- **Aim of the task**
Give the records below again, exactly as they appear.

Input for this task START

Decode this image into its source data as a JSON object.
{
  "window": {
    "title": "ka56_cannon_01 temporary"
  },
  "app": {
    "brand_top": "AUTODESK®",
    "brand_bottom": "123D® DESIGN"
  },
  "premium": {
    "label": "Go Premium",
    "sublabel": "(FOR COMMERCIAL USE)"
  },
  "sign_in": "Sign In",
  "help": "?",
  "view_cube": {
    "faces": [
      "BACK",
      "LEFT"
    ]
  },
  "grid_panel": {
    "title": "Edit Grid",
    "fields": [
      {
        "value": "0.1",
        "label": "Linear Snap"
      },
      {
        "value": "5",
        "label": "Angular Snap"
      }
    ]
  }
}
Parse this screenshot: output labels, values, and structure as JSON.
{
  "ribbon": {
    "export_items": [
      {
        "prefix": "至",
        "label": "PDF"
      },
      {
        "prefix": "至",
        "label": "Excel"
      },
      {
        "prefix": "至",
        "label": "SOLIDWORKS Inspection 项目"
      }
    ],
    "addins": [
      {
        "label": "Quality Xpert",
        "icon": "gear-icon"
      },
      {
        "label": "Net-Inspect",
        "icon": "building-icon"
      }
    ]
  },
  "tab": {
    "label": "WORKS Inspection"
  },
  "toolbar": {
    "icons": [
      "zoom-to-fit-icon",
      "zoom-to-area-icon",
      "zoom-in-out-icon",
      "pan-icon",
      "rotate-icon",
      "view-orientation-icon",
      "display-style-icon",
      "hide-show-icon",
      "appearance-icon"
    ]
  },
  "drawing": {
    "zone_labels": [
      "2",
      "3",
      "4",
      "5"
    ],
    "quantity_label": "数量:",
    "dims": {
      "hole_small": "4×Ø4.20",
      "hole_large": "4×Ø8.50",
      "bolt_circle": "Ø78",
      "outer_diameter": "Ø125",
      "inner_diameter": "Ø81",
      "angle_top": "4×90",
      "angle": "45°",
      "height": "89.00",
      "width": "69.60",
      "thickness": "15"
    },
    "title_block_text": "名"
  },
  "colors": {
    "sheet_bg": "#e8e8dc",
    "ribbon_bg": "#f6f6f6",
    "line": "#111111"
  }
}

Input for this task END

- **Output for this task**
Decode this image into its source data as a JSON object.
{
  "window": {
    "title": "ka56_cannon_01 temporary"
  },
  "app": {
    "brand_top": "AUTODESK®",
    "brand_bottom": "123D® DESIGN"
  },
  "premium": {
    "label": "Go Premium",
    "sublabel": "(FOR COMMERCIAL USE)"
  },
  "sign_in": "Sign In",
  "help": "?",
  "view_cube": {
    "faces": [
      "BACK",
      "LEFT"
    ]
  },
  "grid_panel": {
    "title": "Edit Grid",
    "fields": [
      {
        "value": "0.1",
        "label": "Linear Snap"
      },
      {
        "value": "5",
        "label": "Angular Snap"
      }
    ]
  }
}
Parse this screenshot: output labels, values, and structure as JSON.
{
  "ribbon": {
    "export_items": [
      {
        "prefix": "至",
        "label": "PDF"
      },
      {
        "prefix": "至",
        "label": "Excel"
      },
      {
        "prefix": "至",
        "label": "SOLIDWORKS Inspection 项目"
      }
    ],
    "addins": [
      {
        "label": "Quality Xpert",
        "icon": "gear-icon"
      },
      {
        "label": "Net-Inspect",
        "icon": "building-icon"
      }
    ]
  },
  "tab": {
    "label": "WORKS Inspection"
  },
  "toolbar": {
    "icons": [
      "zoom-to-fit-icon",
      "zoom-to-area-icon",
      "zoom-in-out-icon",
      "pan-icon",
      "rotate-icon",
      "view-orientation-icon",
      "display-style-icon",
      "hide-show-icon",
      "appearance-icon"
    ]
  },
  "drawing": {
    "zone_labels": [
      "2",
      "3",
      "4",
      "5"
    ],
    "quantity_label": "数量:",
    "dims": {
      "hole_small": "4×Ø4.20",
      "hole_large": "4×Ø8.50",
      "bolt_circle": "Ø78",
      "outer_diameter": "Ø125",
      "inner_diameter": "Ø81",
      "angle_top": "4×90",
      "angle": "45°",
      "height": "89.00",
      "width": "69.60",
      "thickness": "15"
    },
    "title_block_text": "名"
  },
  "colors": {
    "sheet_bg": "#e8e8dc",
    "ribbon_bg": "#f6f6f6",
    "line": "#111111"
  }
}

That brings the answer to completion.